The initial euphoria surrounding CPEC has given way to a more realistic appraisal of the project’s costs, with Beijing and Islamabad each reassessing the terms of their engagement. While China is demanding greater autonomy and security in operations, Pakistan finds it difficult to accede to most of these demands. Growing voices in Pakistan suggest that China may be a bigger beneficiary from CPEC than Pakistan. The expectation is that China will engage in its modus operandi of importing goods and labor for the projects at the expense of the local market with Islamabad left carrying the burden of paying interest on loans to Chinese banks well into the future.
Such disputes may settle or intensify. But Sino-Pak relations are unlikely to be downgraded by either side as both view them as critical in managing India. Following the recent suspension of US credit to Pakistan, China has become an even more indispensable partner. Smaller states in South Asia have long used the China card to balance India’s overweening regional presence. Now with China’s heft in global politics at an all-time high, the temptation to leverage Beijing’s clout in bilateral ties with India is even greater. Yet geography is a reality that cannot be changed. As New Delhi asserts itself as a leading global power, it must manage not only its immediate neighborhood with greater strategic vision but also monitor China’s growing clout in South Asia.

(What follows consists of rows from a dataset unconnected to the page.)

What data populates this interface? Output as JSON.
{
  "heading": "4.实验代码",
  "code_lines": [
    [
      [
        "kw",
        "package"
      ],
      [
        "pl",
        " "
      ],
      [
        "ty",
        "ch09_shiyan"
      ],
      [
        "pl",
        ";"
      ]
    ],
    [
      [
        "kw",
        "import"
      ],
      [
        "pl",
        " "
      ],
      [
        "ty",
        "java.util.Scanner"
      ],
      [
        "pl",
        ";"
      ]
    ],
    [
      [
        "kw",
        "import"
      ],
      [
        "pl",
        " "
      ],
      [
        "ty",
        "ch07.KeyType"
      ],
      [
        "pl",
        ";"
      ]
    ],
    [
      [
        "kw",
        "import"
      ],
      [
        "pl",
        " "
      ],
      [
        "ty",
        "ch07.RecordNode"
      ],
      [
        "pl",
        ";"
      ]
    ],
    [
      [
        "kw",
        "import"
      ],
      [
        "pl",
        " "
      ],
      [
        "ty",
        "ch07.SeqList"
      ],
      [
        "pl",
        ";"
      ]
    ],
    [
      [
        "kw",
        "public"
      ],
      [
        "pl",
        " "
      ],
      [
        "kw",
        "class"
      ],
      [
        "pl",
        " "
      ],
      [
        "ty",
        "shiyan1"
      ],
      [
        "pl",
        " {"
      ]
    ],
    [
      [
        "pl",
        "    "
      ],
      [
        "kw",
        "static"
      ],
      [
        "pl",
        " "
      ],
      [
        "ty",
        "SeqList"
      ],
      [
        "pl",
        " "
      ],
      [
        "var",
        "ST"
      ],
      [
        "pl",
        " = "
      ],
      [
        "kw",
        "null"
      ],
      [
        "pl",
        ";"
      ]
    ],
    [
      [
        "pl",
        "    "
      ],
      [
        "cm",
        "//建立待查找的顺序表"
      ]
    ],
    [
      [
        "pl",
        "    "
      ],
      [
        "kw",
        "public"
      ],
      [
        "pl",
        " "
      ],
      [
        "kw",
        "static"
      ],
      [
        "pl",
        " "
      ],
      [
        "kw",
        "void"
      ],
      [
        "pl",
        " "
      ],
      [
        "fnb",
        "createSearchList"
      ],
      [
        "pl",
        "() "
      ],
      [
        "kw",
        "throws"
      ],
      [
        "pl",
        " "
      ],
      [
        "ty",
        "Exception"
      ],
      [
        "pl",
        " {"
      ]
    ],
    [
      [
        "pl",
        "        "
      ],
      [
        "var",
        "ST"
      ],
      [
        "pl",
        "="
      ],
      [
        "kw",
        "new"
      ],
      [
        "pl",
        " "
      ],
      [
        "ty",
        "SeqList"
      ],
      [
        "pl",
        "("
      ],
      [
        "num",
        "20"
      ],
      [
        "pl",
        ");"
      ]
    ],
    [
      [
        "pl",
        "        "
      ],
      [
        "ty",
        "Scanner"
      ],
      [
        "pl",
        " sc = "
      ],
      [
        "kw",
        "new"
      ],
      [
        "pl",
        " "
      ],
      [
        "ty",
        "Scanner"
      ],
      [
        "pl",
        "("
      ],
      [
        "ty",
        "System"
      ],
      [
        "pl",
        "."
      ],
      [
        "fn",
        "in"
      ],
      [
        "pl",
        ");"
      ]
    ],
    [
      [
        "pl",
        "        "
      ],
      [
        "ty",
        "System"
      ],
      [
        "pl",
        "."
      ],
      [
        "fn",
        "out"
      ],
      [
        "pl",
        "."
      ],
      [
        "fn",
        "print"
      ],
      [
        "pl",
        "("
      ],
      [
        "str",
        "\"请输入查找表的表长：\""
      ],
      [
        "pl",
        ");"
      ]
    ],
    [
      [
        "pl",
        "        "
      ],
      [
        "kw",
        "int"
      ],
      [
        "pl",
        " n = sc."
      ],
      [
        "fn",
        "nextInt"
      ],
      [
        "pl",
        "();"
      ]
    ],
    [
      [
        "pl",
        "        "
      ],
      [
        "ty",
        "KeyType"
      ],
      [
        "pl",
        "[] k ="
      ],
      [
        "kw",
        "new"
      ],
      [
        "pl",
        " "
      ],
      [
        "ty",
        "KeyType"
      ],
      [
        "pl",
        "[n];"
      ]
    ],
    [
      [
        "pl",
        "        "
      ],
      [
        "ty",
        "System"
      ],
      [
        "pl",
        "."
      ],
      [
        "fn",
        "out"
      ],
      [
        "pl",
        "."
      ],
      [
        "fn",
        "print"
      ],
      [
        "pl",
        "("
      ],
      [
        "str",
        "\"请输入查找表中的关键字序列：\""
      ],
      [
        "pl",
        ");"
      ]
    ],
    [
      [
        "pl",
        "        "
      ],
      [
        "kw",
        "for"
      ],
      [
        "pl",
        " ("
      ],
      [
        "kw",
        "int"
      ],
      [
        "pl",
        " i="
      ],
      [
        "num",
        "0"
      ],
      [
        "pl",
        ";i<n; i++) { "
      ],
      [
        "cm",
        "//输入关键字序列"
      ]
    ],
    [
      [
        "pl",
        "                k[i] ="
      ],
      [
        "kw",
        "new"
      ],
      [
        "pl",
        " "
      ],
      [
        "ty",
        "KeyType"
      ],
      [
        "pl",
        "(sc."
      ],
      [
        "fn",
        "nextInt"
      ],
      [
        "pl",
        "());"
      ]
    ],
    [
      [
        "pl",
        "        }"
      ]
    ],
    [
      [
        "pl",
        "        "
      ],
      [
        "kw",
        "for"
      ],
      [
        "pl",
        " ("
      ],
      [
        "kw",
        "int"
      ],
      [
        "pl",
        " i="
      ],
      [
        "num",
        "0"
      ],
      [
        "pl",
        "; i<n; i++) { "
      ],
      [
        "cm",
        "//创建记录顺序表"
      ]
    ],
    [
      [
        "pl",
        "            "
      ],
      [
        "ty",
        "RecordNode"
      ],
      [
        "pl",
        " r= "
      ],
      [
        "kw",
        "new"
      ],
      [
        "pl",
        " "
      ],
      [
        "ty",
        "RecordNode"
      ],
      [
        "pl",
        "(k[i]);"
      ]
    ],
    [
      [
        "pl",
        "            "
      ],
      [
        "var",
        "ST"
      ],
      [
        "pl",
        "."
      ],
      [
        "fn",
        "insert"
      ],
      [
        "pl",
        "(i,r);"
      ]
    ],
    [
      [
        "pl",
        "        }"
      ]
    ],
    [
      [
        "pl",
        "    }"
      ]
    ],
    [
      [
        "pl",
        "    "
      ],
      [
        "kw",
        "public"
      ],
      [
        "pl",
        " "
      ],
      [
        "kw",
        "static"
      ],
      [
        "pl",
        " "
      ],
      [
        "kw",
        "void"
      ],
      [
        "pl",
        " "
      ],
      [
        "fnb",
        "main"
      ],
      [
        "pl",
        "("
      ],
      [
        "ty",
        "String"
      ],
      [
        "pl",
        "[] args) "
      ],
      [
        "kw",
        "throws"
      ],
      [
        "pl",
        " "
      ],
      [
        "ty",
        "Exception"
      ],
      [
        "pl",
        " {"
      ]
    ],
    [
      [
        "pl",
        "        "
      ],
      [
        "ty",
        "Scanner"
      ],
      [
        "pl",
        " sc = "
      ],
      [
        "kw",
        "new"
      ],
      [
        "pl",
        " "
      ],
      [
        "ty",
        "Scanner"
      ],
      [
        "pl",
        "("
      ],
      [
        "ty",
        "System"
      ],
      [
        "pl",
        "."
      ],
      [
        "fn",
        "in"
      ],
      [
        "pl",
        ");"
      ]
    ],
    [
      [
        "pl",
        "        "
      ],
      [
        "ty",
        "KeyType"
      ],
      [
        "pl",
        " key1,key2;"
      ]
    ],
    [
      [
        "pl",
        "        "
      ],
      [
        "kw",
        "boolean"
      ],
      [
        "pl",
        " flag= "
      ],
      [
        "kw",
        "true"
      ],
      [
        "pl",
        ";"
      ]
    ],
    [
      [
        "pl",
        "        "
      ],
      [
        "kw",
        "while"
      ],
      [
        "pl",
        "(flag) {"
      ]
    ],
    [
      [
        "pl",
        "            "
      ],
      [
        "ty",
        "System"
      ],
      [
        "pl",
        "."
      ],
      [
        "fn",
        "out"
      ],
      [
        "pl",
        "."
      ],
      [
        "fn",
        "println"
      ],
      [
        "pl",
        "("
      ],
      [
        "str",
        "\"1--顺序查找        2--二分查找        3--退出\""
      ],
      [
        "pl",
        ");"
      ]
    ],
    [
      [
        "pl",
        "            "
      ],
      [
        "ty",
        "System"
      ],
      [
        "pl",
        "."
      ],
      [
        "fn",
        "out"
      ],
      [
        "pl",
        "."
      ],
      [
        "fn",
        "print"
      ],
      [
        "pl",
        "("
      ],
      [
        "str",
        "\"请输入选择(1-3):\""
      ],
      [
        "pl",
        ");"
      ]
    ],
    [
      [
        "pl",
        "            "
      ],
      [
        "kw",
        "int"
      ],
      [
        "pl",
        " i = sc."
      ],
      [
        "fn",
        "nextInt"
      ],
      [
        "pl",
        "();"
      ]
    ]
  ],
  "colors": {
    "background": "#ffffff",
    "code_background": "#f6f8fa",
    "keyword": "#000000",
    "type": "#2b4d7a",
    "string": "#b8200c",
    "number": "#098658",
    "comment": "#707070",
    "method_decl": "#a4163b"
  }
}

This, after all, is just the beginning of Sino-Indian jousting in South Asia.
*Harsh V Pant is a distinguished fellow at Observer Research Foundation, New Delhi, and professor of international relations, King’s College London.